# What to work on:
Please report every line of the listing below that has the word "Semaine" in it.

——

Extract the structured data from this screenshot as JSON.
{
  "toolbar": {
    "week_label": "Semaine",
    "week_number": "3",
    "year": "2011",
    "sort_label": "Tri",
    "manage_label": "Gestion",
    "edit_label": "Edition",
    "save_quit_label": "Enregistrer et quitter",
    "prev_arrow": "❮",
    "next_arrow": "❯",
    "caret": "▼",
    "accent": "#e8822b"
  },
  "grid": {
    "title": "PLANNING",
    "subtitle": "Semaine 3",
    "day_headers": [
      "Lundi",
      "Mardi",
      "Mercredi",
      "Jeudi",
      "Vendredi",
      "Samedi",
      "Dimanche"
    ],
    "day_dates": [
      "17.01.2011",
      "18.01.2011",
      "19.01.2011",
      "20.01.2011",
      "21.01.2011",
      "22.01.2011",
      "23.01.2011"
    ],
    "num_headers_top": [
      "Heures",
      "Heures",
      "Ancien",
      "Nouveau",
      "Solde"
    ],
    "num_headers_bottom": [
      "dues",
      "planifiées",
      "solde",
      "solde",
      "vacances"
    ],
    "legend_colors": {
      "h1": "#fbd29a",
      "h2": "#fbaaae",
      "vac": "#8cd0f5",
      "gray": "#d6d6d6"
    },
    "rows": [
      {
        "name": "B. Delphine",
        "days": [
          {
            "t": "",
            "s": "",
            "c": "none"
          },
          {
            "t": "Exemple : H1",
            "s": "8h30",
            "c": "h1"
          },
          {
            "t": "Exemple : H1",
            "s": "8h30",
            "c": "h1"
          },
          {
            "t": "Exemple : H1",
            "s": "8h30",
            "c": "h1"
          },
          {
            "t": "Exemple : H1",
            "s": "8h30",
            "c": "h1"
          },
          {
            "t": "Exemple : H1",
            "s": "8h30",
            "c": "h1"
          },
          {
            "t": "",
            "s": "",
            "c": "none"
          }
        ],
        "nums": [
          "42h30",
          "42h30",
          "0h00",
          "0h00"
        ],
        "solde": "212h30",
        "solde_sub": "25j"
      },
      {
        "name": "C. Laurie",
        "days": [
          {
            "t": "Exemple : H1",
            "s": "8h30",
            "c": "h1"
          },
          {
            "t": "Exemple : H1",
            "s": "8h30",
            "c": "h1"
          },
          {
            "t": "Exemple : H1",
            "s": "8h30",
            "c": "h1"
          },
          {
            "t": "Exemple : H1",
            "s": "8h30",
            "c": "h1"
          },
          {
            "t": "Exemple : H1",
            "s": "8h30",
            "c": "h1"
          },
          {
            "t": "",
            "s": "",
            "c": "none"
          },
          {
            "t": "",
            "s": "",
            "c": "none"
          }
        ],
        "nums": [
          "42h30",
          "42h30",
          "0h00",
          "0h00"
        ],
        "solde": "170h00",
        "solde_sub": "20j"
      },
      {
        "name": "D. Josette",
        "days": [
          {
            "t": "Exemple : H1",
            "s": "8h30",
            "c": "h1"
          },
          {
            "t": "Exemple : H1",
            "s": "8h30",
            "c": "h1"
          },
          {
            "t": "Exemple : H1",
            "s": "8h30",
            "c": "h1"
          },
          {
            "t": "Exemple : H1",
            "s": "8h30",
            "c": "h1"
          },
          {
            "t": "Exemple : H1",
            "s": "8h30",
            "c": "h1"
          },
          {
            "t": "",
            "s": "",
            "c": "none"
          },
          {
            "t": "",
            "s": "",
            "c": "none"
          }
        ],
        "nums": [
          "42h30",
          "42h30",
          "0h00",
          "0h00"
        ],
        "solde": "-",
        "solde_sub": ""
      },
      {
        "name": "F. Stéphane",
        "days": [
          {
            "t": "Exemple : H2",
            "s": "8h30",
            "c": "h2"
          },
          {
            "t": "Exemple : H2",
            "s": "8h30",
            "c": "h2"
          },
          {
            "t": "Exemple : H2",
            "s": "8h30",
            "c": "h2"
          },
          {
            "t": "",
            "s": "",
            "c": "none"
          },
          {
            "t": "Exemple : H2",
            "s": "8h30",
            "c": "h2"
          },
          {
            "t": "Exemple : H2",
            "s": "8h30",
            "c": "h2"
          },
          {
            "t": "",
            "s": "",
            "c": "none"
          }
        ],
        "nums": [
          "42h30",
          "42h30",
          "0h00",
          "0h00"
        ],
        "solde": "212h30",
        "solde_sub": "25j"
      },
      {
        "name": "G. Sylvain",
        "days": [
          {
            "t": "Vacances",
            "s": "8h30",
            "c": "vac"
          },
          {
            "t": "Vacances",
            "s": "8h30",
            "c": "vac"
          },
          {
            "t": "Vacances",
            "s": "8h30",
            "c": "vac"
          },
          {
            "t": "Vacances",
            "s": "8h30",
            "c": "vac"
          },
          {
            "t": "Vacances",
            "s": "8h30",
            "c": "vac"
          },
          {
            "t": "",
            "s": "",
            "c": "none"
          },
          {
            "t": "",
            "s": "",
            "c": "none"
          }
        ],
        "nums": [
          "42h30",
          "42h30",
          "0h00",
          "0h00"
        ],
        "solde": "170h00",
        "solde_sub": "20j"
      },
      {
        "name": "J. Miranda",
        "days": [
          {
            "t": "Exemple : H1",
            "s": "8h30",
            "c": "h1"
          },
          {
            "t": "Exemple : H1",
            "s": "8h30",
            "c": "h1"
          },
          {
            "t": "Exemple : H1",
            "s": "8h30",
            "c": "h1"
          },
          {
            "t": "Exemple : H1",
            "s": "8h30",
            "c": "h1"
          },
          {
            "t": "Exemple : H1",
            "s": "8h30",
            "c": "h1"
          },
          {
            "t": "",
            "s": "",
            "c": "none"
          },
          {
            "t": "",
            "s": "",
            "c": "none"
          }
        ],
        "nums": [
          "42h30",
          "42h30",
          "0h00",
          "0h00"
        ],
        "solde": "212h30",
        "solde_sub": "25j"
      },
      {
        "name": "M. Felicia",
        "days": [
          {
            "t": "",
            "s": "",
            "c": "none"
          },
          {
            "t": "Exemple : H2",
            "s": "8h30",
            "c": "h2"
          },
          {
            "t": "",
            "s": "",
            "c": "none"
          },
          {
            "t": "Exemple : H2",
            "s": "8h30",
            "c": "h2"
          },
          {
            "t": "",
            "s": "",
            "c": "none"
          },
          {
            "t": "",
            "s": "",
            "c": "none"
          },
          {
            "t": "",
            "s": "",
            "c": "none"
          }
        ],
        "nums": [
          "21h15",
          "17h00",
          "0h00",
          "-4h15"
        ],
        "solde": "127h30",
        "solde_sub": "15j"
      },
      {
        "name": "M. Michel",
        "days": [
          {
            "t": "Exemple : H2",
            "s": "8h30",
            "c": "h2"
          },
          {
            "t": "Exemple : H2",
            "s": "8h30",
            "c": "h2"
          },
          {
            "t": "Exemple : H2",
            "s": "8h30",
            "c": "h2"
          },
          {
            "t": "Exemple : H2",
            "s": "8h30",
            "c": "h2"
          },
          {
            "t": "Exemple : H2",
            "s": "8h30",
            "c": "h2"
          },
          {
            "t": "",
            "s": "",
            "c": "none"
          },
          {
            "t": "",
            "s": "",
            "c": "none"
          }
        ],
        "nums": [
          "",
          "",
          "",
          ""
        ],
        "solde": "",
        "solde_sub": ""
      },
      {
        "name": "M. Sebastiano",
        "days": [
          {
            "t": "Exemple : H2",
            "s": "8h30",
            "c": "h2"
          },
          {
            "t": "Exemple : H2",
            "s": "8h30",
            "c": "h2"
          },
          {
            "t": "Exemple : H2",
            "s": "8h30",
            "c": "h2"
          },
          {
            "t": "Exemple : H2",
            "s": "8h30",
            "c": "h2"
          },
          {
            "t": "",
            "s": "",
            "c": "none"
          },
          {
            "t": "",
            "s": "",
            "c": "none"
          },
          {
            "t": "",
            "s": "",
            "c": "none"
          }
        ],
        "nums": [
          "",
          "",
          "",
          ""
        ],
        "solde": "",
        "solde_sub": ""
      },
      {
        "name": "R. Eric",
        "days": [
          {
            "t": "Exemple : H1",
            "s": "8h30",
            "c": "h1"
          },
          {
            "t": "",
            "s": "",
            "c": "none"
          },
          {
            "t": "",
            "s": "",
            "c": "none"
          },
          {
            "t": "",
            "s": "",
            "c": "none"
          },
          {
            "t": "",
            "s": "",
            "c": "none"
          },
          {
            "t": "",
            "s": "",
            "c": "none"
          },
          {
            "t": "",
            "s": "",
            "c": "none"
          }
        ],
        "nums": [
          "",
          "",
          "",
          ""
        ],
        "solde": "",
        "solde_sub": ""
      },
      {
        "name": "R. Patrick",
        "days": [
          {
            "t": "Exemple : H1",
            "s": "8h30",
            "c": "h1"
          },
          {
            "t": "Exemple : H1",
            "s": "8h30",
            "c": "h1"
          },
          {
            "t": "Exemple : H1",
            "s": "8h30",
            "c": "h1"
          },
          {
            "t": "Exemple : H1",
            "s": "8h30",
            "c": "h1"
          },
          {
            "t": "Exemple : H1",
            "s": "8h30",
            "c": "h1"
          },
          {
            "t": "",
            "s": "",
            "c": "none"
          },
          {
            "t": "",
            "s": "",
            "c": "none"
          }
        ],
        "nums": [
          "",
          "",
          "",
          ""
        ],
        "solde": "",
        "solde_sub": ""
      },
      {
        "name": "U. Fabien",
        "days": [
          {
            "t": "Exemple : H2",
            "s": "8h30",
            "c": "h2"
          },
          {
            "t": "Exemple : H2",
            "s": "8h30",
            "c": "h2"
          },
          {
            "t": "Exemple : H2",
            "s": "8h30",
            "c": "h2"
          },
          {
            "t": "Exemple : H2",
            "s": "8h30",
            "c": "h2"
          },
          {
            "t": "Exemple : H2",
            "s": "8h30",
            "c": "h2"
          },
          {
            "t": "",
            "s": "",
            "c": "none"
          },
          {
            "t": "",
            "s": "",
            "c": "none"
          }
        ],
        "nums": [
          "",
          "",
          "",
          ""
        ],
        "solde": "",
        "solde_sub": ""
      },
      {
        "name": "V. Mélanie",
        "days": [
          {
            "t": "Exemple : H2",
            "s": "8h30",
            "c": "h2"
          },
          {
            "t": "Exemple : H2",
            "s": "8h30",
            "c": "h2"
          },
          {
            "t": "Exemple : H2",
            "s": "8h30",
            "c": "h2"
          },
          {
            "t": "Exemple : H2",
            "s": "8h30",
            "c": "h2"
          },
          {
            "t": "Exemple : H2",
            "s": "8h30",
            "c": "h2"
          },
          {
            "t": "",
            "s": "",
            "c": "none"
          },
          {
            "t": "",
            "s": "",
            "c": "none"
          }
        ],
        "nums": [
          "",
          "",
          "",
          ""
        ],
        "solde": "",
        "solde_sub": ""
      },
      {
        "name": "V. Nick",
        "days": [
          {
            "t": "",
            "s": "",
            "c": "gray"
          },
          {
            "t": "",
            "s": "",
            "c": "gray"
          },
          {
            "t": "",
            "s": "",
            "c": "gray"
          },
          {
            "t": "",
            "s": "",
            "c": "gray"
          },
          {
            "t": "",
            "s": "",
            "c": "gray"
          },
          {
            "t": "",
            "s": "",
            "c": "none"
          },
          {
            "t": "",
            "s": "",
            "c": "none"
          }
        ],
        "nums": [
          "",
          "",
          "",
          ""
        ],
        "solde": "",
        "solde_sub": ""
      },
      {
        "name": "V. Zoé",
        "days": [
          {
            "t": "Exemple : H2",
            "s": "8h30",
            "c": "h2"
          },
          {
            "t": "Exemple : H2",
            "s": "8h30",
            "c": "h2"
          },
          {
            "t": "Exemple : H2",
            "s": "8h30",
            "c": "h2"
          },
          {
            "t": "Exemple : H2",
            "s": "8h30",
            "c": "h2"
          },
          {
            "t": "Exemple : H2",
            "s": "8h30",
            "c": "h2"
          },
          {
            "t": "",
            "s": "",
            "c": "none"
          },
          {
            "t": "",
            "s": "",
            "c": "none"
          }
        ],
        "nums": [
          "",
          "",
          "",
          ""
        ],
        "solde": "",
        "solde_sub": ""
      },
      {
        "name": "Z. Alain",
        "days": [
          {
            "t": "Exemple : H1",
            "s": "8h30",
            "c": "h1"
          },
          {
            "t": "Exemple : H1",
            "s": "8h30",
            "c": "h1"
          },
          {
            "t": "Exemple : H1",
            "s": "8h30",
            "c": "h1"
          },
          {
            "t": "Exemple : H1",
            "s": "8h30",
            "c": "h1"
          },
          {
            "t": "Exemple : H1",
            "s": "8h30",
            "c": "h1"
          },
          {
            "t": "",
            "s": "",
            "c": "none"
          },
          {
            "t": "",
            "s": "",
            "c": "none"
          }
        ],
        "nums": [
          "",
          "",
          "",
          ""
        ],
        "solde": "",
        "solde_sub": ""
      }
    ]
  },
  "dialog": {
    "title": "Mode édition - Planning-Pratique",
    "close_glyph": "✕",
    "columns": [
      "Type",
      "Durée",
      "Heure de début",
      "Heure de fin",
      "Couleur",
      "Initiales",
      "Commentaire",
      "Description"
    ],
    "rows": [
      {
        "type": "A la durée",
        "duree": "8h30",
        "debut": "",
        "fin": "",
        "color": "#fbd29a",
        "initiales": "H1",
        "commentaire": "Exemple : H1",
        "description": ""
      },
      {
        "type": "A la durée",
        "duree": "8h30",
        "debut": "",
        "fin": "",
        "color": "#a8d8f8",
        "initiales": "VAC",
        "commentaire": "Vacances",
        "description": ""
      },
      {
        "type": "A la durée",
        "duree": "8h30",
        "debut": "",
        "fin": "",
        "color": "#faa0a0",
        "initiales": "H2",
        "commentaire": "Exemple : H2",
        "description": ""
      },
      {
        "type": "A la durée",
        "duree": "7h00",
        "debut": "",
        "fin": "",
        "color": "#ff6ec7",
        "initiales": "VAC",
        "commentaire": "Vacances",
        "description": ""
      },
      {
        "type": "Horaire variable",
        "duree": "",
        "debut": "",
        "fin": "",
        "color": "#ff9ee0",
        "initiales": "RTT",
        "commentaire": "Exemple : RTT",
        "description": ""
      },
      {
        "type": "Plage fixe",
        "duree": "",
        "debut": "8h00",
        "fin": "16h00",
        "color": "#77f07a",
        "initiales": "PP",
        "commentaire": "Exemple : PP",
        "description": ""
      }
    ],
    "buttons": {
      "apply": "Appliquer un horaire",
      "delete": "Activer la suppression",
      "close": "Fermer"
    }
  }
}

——

# Output:
    "week_label": "Semaine",
    "subtitle": "Semaine 3",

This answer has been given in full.